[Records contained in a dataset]
****
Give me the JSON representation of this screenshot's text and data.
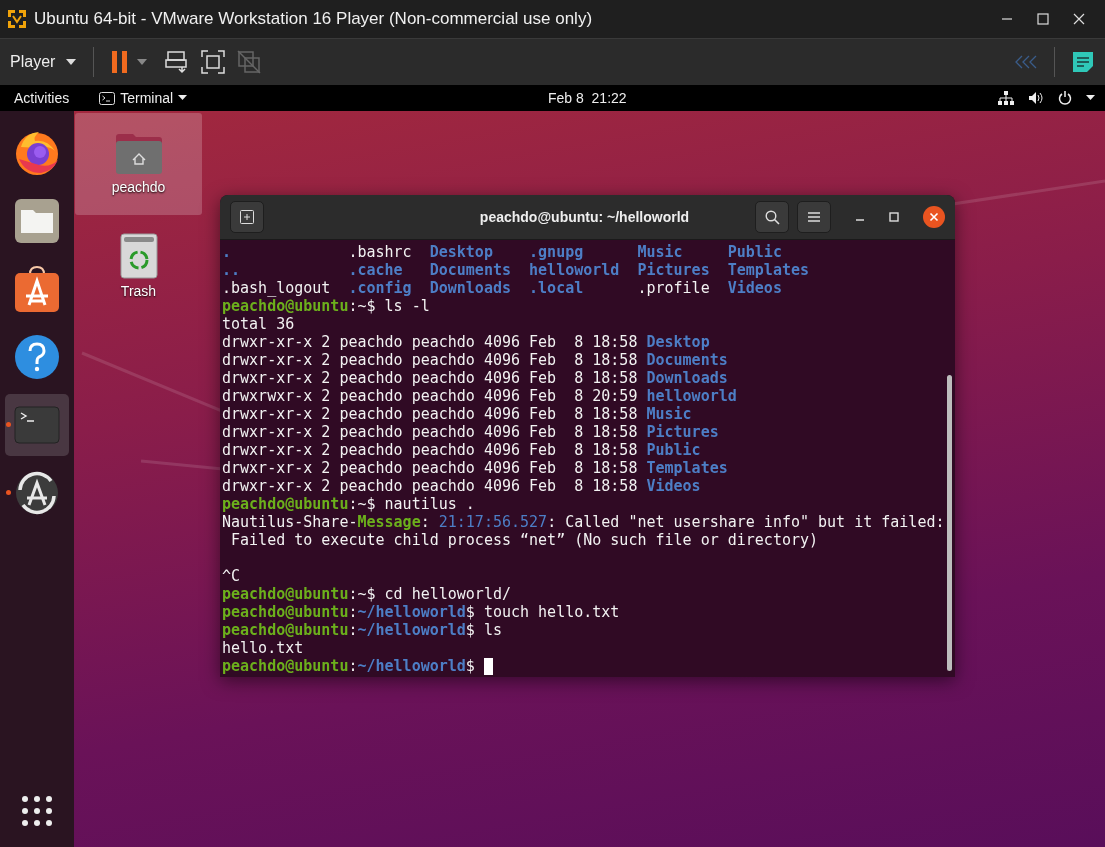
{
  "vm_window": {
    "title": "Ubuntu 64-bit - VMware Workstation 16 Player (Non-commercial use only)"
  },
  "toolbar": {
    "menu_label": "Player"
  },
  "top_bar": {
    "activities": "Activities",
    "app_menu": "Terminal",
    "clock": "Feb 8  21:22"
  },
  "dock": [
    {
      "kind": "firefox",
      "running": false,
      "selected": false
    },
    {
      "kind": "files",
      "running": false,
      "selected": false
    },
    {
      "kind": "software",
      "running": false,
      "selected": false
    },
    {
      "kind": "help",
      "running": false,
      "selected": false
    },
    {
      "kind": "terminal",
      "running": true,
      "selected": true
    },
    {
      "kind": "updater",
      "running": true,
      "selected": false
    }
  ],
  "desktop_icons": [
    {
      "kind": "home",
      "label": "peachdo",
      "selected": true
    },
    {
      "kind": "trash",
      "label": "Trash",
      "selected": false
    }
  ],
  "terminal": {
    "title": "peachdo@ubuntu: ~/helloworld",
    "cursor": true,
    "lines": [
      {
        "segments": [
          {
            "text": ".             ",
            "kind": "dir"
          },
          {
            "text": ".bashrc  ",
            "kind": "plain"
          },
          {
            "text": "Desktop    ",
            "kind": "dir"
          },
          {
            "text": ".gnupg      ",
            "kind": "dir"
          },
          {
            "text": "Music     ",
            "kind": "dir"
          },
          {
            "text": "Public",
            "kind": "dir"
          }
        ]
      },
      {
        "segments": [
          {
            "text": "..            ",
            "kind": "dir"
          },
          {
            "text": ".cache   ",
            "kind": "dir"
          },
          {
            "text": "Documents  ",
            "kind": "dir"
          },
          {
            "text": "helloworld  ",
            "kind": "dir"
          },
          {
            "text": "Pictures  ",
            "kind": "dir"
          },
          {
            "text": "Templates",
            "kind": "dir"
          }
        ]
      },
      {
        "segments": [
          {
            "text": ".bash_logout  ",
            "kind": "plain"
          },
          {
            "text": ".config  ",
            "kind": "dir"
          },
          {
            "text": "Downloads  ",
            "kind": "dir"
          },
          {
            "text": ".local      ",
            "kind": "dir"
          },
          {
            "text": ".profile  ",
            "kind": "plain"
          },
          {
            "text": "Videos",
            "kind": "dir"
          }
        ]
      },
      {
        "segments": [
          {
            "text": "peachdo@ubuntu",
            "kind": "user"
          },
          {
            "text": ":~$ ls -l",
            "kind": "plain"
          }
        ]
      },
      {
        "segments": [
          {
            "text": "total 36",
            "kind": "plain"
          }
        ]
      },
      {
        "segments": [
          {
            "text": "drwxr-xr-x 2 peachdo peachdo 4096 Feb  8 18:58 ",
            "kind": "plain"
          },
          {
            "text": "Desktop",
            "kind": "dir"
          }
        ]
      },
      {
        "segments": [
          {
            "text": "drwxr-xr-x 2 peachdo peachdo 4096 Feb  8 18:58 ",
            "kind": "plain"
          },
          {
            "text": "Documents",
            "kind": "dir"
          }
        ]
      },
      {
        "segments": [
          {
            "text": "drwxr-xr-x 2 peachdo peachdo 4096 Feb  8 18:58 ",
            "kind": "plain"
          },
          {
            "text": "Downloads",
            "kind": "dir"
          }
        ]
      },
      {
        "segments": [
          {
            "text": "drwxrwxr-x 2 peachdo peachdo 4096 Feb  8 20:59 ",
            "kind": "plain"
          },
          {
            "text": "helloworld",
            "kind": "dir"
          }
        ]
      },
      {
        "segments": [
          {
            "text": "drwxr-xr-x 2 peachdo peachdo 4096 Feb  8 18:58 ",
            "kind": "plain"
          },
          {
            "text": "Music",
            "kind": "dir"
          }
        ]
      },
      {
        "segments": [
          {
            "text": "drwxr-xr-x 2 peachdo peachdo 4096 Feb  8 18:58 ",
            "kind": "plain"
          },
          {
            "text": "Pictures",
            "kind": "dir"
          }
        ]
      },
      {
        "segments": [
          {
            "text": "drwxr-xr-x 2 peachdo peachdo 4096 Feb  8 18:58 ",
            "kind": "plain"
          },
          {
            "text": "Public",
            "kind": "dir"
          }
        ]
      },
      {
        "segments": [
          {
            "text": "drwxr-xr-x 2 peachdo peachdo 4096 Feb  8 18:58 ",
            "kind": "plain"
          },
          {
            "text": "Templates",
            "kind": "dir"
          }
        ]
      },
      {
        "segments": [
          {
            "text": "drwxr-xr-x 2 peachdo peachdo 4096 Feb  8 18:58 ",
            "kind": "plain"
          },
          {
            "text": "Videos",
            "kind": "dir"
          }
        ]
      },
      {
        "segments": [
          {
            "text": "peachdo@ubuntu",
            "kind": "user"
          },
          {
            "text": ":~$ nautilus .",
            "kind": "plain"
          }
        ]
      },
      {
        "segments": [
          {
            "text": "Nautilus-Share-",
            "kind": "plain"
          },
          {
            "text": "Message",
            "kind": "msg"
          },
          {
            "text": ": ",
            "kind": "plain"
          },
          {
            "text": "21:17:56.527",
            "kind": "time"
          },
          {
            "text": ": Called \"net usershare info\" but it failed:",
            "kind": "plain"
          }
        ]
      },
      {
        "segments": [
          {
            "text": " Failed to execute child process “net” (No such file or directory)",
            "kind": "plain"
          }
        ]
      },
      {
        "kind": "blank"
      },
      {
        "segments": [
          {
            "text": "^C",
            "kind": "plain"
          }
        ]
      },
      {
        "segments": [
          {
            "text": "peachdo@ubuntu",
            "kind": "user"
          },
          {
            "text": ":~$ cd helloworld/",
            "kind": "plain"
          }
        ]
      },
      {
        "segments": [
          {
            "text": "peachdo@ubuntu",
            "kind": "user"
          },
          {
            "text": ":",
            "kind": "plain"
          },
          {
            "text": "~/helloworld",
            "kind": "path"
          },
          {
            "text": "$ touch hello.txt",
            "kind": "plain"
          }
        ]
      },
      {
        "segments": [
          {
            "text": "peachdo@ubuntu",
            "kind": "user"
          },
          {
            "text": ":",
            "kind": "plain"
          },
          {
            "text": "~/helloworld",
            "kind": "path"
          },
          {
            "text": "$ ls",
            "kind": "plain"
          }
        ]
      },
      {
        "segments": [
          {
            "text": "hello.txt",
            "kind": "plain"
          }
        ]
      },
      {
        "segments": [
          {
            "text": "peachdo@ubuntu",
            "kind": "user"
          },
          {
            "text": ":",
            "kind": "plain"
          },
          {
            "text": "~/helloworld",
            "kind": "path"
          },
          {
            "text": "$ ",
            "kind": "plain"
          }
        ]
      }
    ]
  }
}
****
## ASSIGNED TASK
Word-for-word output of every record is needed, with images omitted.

## EXERCISE ANSWER
Give me the JSON representation of this screenshot's text and data.
{
  "vm_window": {
    "title": "Ubuntu 64-bit - VMware Workstation 16 Player (Non-commercial use only)"
  },
  "toolbar": {
    "menu_label": "Player"
  },
  "top_bar": {
    "activities": "Activities",
    "app_menu": "Terminal",
    "clock": "Feb 8  21:22"
  },
  "dock": [
    {
      "kind": "firefox",
      "running": false,
      "selected": false
    },
    {
      "kind": "files",
      "running": false,
      "selected": false
    },
    {
      "kind": "software",
      "running": false,
      "selected": false
    },
    {
      "kind": "help",
      "running": false,
      "selected": false
    },
    {
      "kind": "terminal",
      "running": true,
      "selected": true
    },
    {
      "kind": "updater",
      "running": true,
      "selected": false
    }
  ],
  "desktop_icons": [
    {
      "kind": "home",
      "label": "peachdo",
      "selected": true
    },
    {
      "kind": "trash",
      "label": "Trash",
      "selected": false
    }
  ],
  "terminal": {
    "title": "peachdo@ubuntu: ~/helloworld",
    "cursor": true,
    "lines": [
      {
        "segments": [
          {
            "text": ".             ",
            "kind": "dir"
          },
          {
            "text": ".bashrc  ",
            "kind": "plain"
          },
          {
            "text": "Desktop    ",
            "kind": "dir"
          },
          {
            "text": ".gnupg      ",
            "kind": "dir"
          },
          {
            "text": "Music     ",
            "kind": "dir"
          },
          {
            "text": "Public",
            "kind": "dir"
          }
        ]
      },
      {
        "segments": [
          {
            "text": "..            ",
            "kind": "dir"
          },
          {
            "text": ".cache   ",
            "kind": "dir"
          },
          {
            "text": "Documents  ",
            "kind": "dir"
          },
          {
            "text": "helloworld  ",
            "kind": "dir"
          },
          {
            "text": "Pictures  ",
            "kind": "dir"
          },
          {
            "text": "Templates",
            "kind": "dir"
          }
        ]
      },
      {
        "segments": [
          {
            "text": ".bash_logout  ",
            "kind": "plain"
          },
          {
            "text": ".config  ",
            "kind": "dir"
          },
          {
            "text": "Downloads  ",
            "kind": "dir"
          },
          {
            "text": ".local      ",
            "kind": "dir"
          },
          {
            "text": ".profile  ",
            "kind": "plain"
          },
          {
            "text": "Videos",
            "kind": "dir"
          }
        ]
      },
      {
        "segments": [
          {
            "text": "peachdo@ubuntu",
            "kind": "user"
          },
          {
            "text": ":~$ ls -l",
            "kind": "plain"
          }
        ]
      },
      {
        "segments": [
          {
            "text": "total 36",
            "kind": "plain"
          }
        ]
      },
      {
        "segments": [
          {
            "text": "drwxr-xr-x 2 peachdo peachdo 4096 Feb  8 18:58 ",
            "kind": "plain"
          },
          {
            "text": "Desktop",
            "kind": "dir"
          }
        ]
      },
      {
        "segments": [
          {
            "text": "drwxr-xr-x 2 peachdo peachdo 4096 Feb  8 18:58 ",
            "kind": "plain"
          },
          {
            "text": "Documents",
            "kind": "dir"
          }
        ]
      },
      {
        "segments": [
          {
            "text": "drwxr-xr-x 2 peachdo peachdo 4096 Feb  8 18:58 ",
            "kind": "plain"
          },
          {
            "text": "Downloads",
            "kind": "dir"
          }
        ]
      },
      {
        "segments": [
          {
            "text": "drwxrwxr-x 2 peachdo peachdo 4096 Feb  8 20:59 ",
            "kind": "plain"
          },
          {
            "text": "helloworld",
            "kind": "dir"
          }
        ]
      },
      {
        "segments": [
          {
            "text": "drwxr-xr-x 2 peachdo peachdo 4096 Feb  8 18:58 ",
            "kind": "plain"
          },
          {
            "text": "Music",
            "kind": "dir"
          }
        ]
      },
      {
        "segments": [
          {
            "text": "drwxr-xr-x 2 peachdo peachdo 4096 Feb  8 18:58 ",
            "kind": "plain"
          },
          {
            "text": "Pictures",
            "kind": "dir"
          }
        ]
      },
      {
        "segments": [
          {
            "text": "drwxr-xr-x 2 peachdo peachdo 4096 Feb  8 18:58 ",
            "kind": "plain"
          },
          {
            "text": "Public",
            "kind": "dir"
          }
        ]
      },
      {
        "segments": [
          {
            "text": "drwxr-xr-x 2 peachdo peachdo 4096 Feb  8 18:58 ",
            "kind": "plain"
          },
          {
            "text": "Templates",
            "kind": "dir"
          }
        ]
      },
      {
        "segments": [
          {
            "text": "drwxr-xr-x 2 peachdo peachdo 4096 Feb  8 18:58 ",
            "kind": "plain"
          },
          {
            "text": "Videos",
            "kind": "dir"
          }
        ]
      },
      {
        "segments": [
          {
            "text": "peachdo@ubuntu",
            "kind": "user"
          },
          {
            "text": ":~$ nautilus .",
            "kind": "plain"
          }
        ]
      },
      {
        "segments": [
          {
            "text": "Nautilus-Share-",
            "kind": "plain"
          },
          {
            "text": "Message",
            "kind": "msg"
          },
          {
            "text": ": ",
            "kind": "plain"
          },
          {
            "text": "21:17:56.527",
            "kind": "time"
          },
          {
            "text": ": Called \"net usershare info\" but it failed:",
            "kind": "plain"
          }
        ]
      },
      {
        "segments": [
          {
            "text": " Failed to execute child process “net” (No such file or directory)",
            "kind": "plain"
          }
        ]
      },
      {
        "kind": "blank"
      },
      {
        "segments": [
          {
            "text": "^C",
            "kind": "plain"
          }
        ]
      },
      {
        "segments": [
          {
            "text": "peachdo@ubuntu",
            "kind": "user"
          },
          {
            "text": ":~$ cd helloworld/",
            "kind": "plain"
          }
        ]
      },
      {
        "segments": [
          {
            "text": "peachdo@ubuntu",
            "kind": "user"
          },
          {
            "text": ":",
            "kind": "plain"
          },
          {
            "text": "~/helloworld",
            "kind": "path"
          },
          {
            "text": "$ touch hello.txt",
            "kind": "plain"
          }
        ]
      },
      {
        "segments": [
          {
            "text": "peachdo@ubuntu",
            "kind": "user"
          },
          {
            "text": ":",
            "kind": "plain"
          },
          {
            "text": "~/helloworld",
            "kind": "path"
          },
          {
            "text": "$ ls",
            "kind": "plain"
          }
        ]
      },
      {
        "segments": [
          {
            "text": "hello.txt",
            "kind": "plain"
          }
        ]
      },
      {
        "segments": [
          {
            "text": "peachdo@ubuntu",
            "kind": "user"
          },
          {
            "text": ":",
            "kind": "plain"
          },
          {
            "text": "~/helloworld",
            "kind": "path"
          },
          {
            "text": "$ ",
            "kind": "plain"
          }
        ]
      }
    ]
  }
}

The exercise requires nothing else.